Brendan Byrnes: Do you think investors can look at companies that are using these strategies, and say, "These may be a better investment, down the road?" Can this be a tool for investors as well, when looking at the stock market?
Roger Martin: Absolutely. I really think that it's a way of analyzing companies and just asking yourself the question, from the outside -- you'll never have as much information as the insiders but you can still analyze it -- and say, "Well, where are they playing? Do they have a proposition that actually is winning with the customers?"
I give Jeff Immelt a bunch of credit. I think he inherited a company that maybe had had a Where to Play that expanded a little bit too much, and maybe wasn't as precise about its How to Win. I think he's trimming back on areas that are less advantaged, for him.
Good businesses -- NBC Universal, a great business -- but it fits better with Comcast (NASDAQ:CMCSA). When the deal closes, it'll be fully at Comcast.

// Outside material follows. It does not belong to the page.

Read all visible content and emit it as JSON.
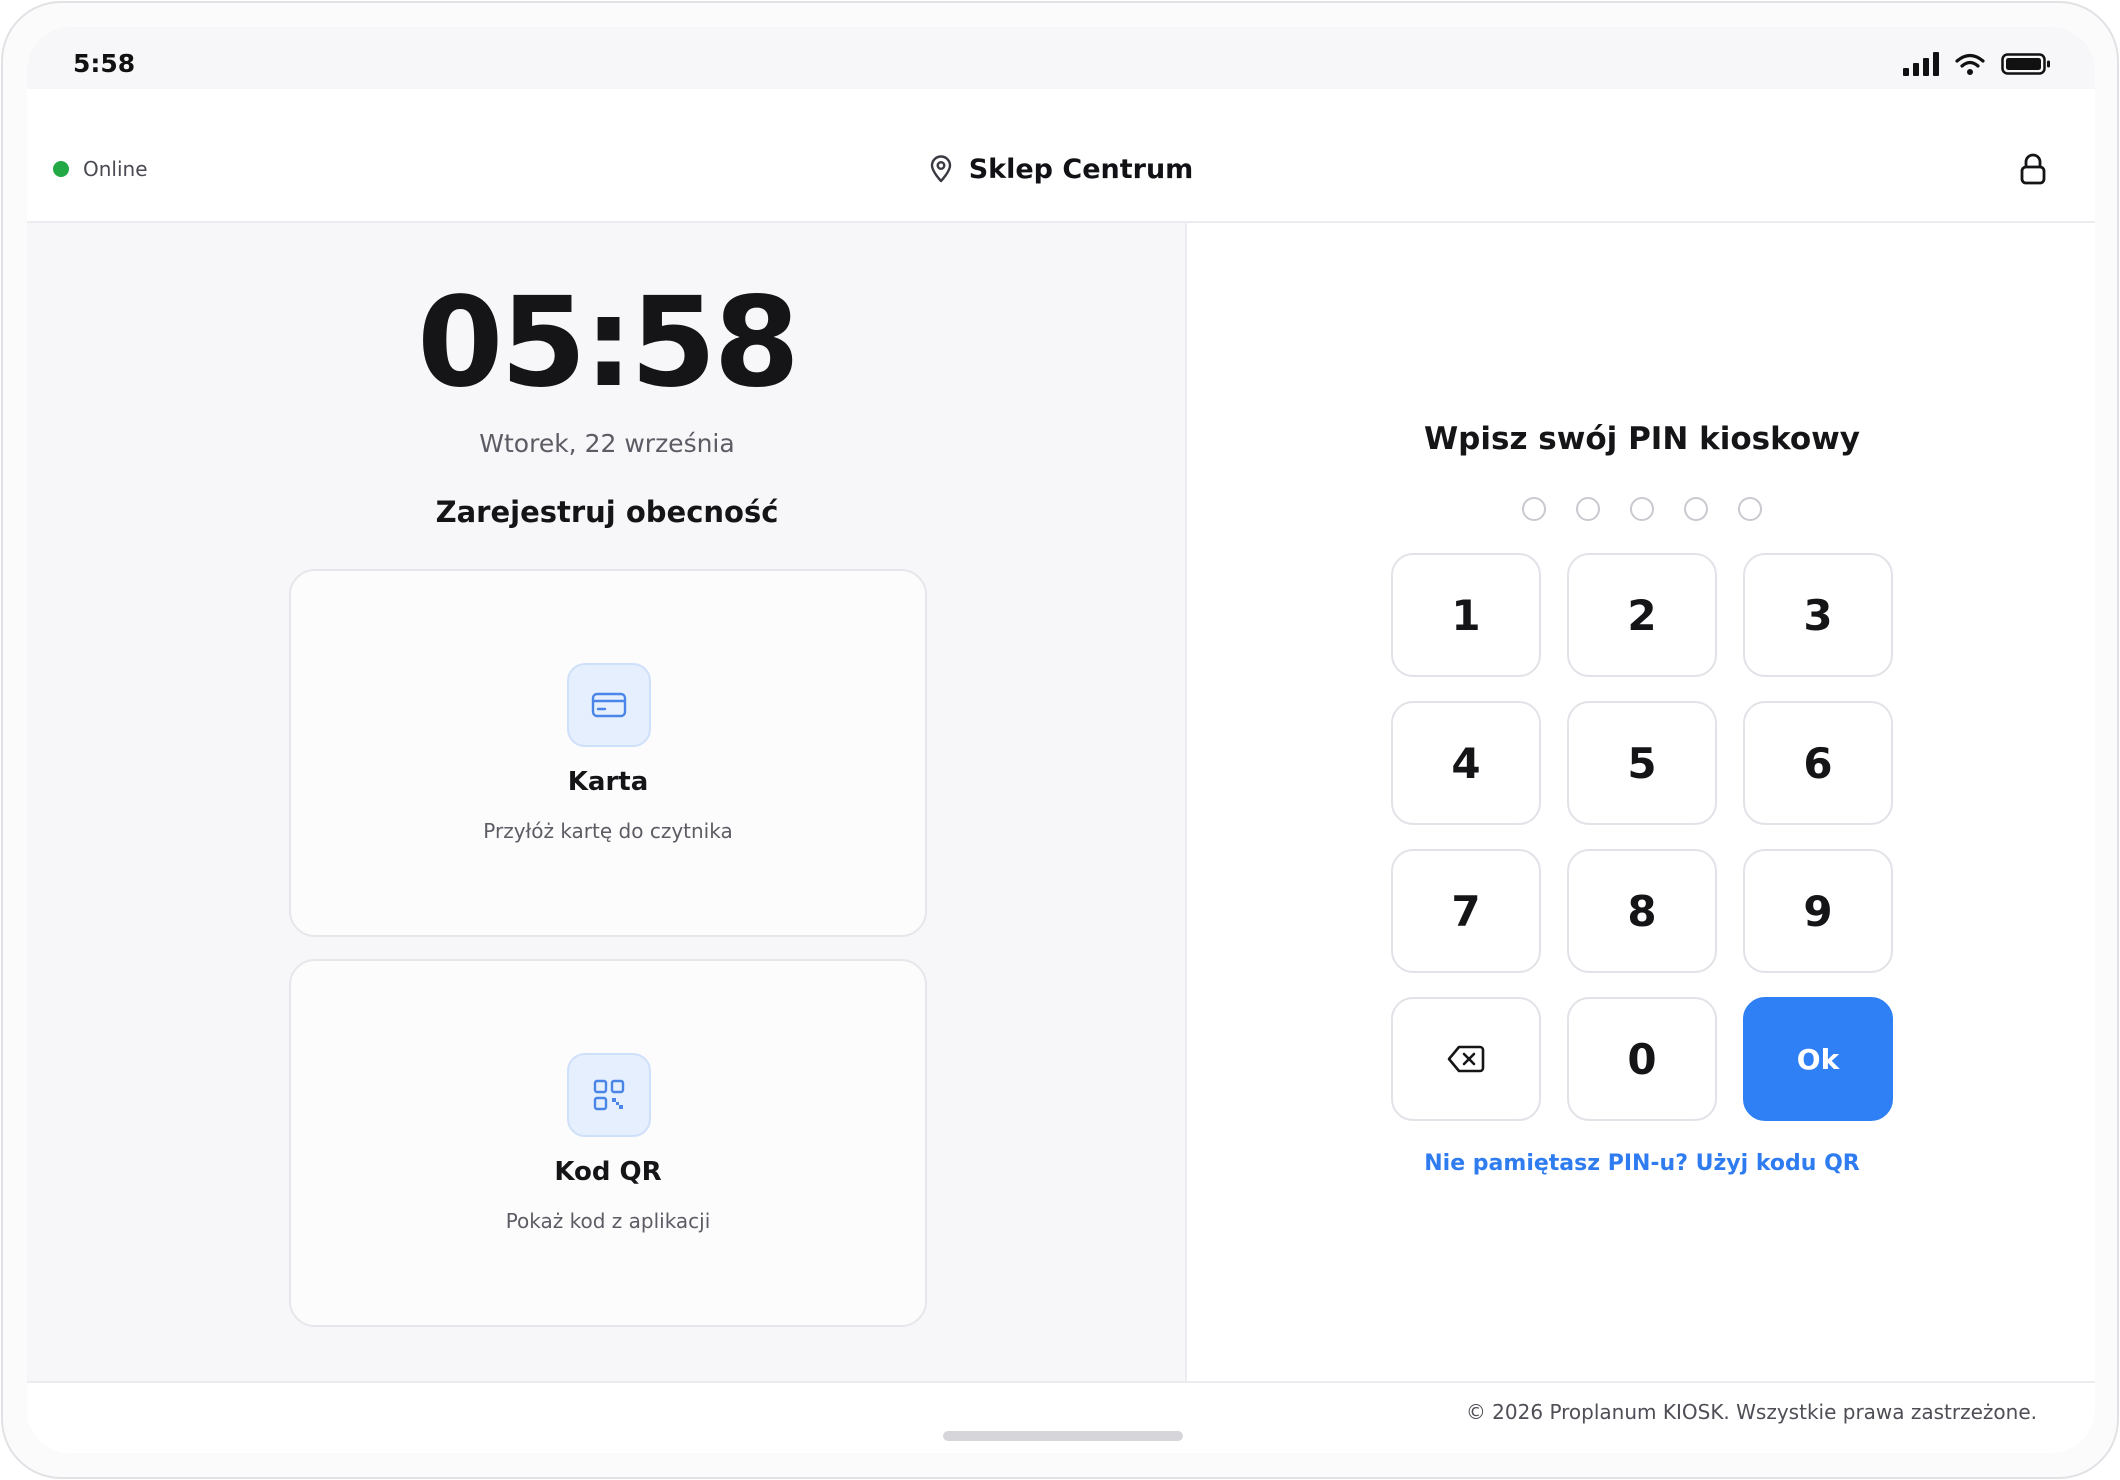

GE Capital (NYSE:GE), which became a more sprawling empire of things that really worked well and didn't work so well has been shrunk back ...
Brendan: Got in a little bit of trouble back in ...
Roger: [laughs] In 2008? Absolutely.
I think investors, hopefully, are looking at that and saying, "Wow, that's getting to be a more precise strategy, where we can understand why they're playing where they are, and how they're intending to win in each of those places," and would like that.